------ DATA LISTING
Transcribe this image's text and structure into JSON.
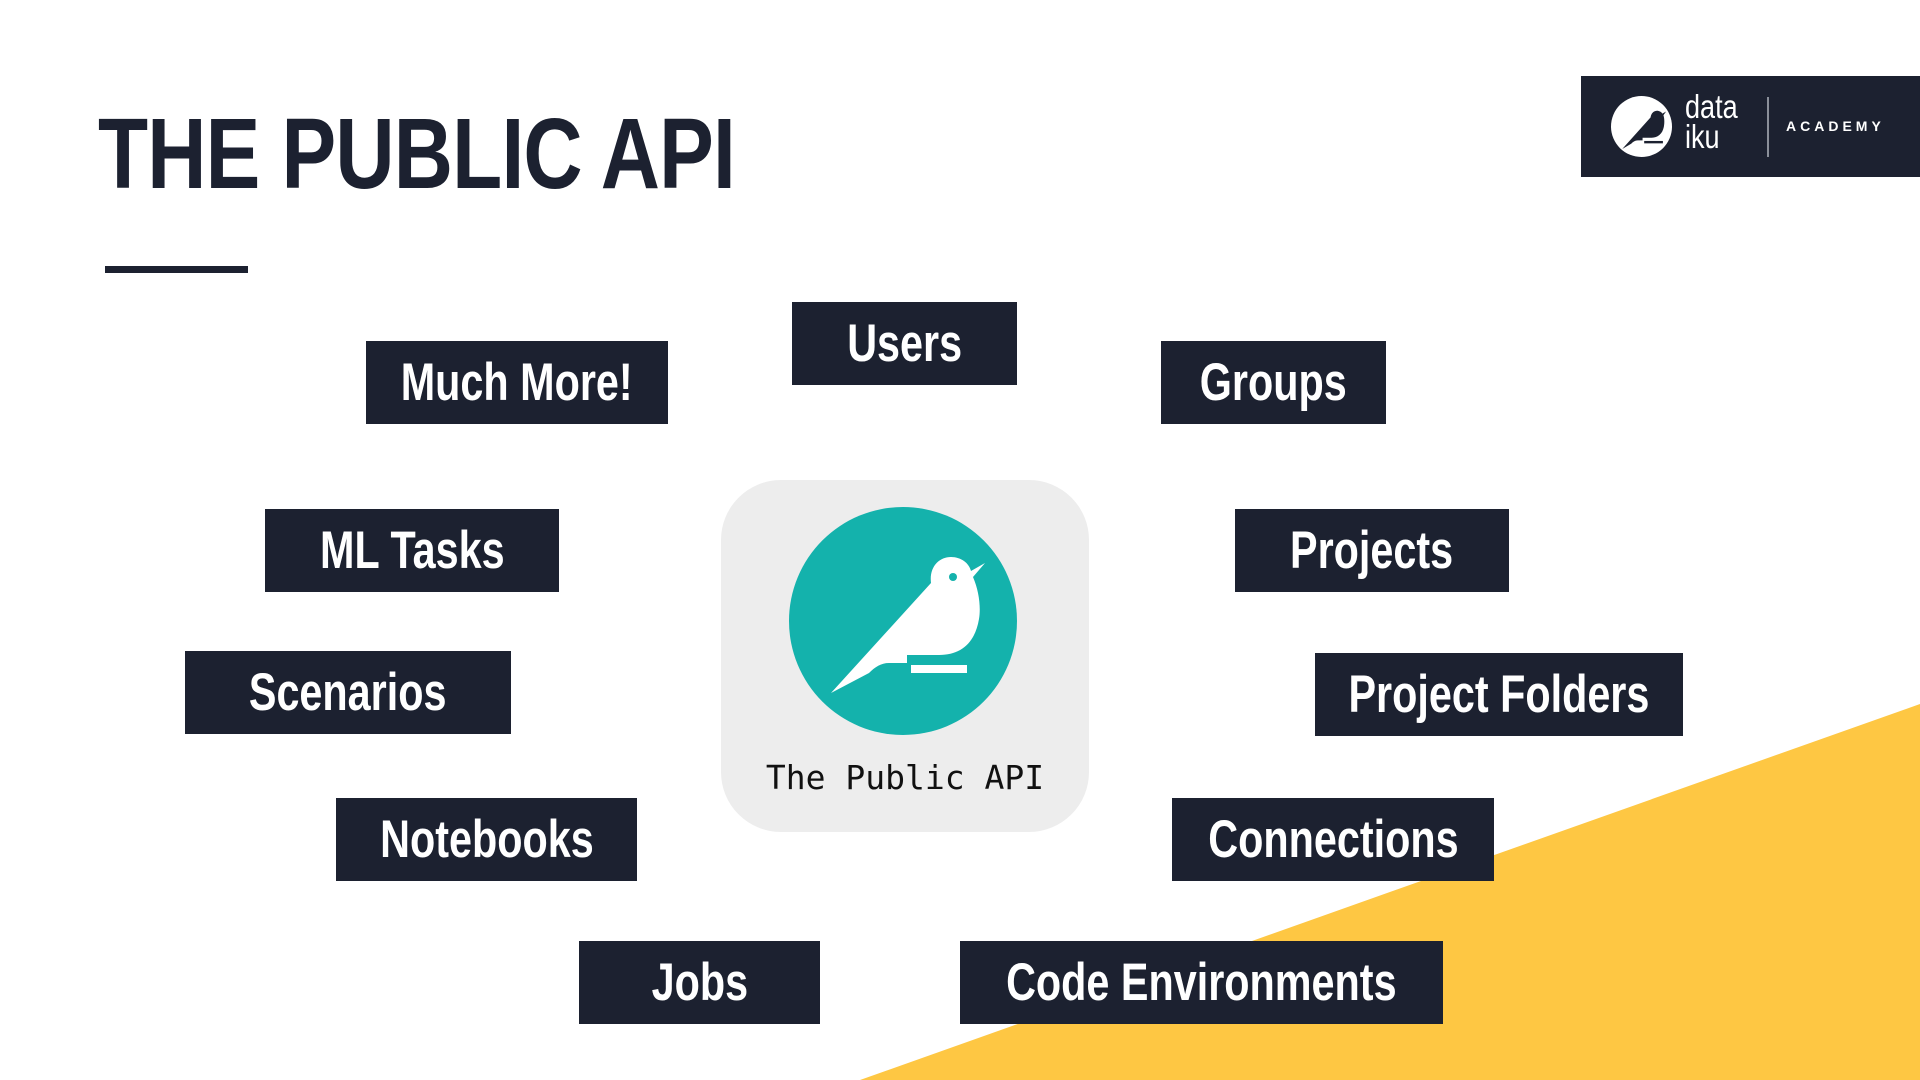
{
  "slide": {
    "title": "THE PUBLIC API",
    "colors": {
      "navy": "#1c2130",
      "accent_yellow": "#fec743",
      "teal": "#14b2ac",
      "card_gray": "#ededed"
    }
  },
  "logo": {
    "icon": "dataiku-bird-icon",
    "word_line1": "data",
    "word_line2": "iku",
    "subtitle": "ACADEMY"
  },
  "center_card": {
    "icon": "dataiku-bird-icon",
    "caption": "The Public API"
  },
  "tags": [
    {
      "label": "Users"
    },
    {
      "label": "Much More!"
    },
    {
      "label": "Groups"
    },
    {
      "label": "ML Tasks"
    },
    {
      "label": "Projects"
    },
    {
      "label": "Scenarios"
    },
    {
      "label": "Project Folders"
    },
    {
      "label": "Notebooks"
    },
    {
      "label": "Connections"
    },
    {
      "label": "Jobs"
    },
    {
      "label": "Code Environments"
    }
  ]
}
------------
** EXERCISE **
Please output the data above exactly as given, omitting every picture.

** THE COMPLETED TASK **
Transcribe this image's text and structure into JSON.
{
  "slide": {
    "title": "THE PUBLIC API",
    "colors": {
      "navy": "#1c2130",
      "accent_yellow": "#fec743",
      "teal": "#14b2ac",
      "card_gray": "#ededed"
    }
  },
  "logo": {
    "icon": "dataiku-bird-icon",
    "word_line1": "data",
    "word_line2": "iku",
    "subtitle": "ACADEMY"
  },
  "center_card": {
    "icon": "dataiku-bird-icon",
    "caption": "The Public API"
  },
  "tags": [
    {
      "label": "Users"
    },
    {
      "label": "Much More!"
    },
    {
      "label": "Groups"
    },
    {
      "label": "ML Tasks"
    },
    {
      "label": "Projects"
    },
    {
      "label": "Scenarios"
    },
    {
      "label": "Project Folders"
    },
    {
      "label": "Notebooks"
    },
    {
      "label": "Connections"
    },
    {
      "label": "Jobs"
    },
    {
      "label": "Code Environments"
    }
  ]
}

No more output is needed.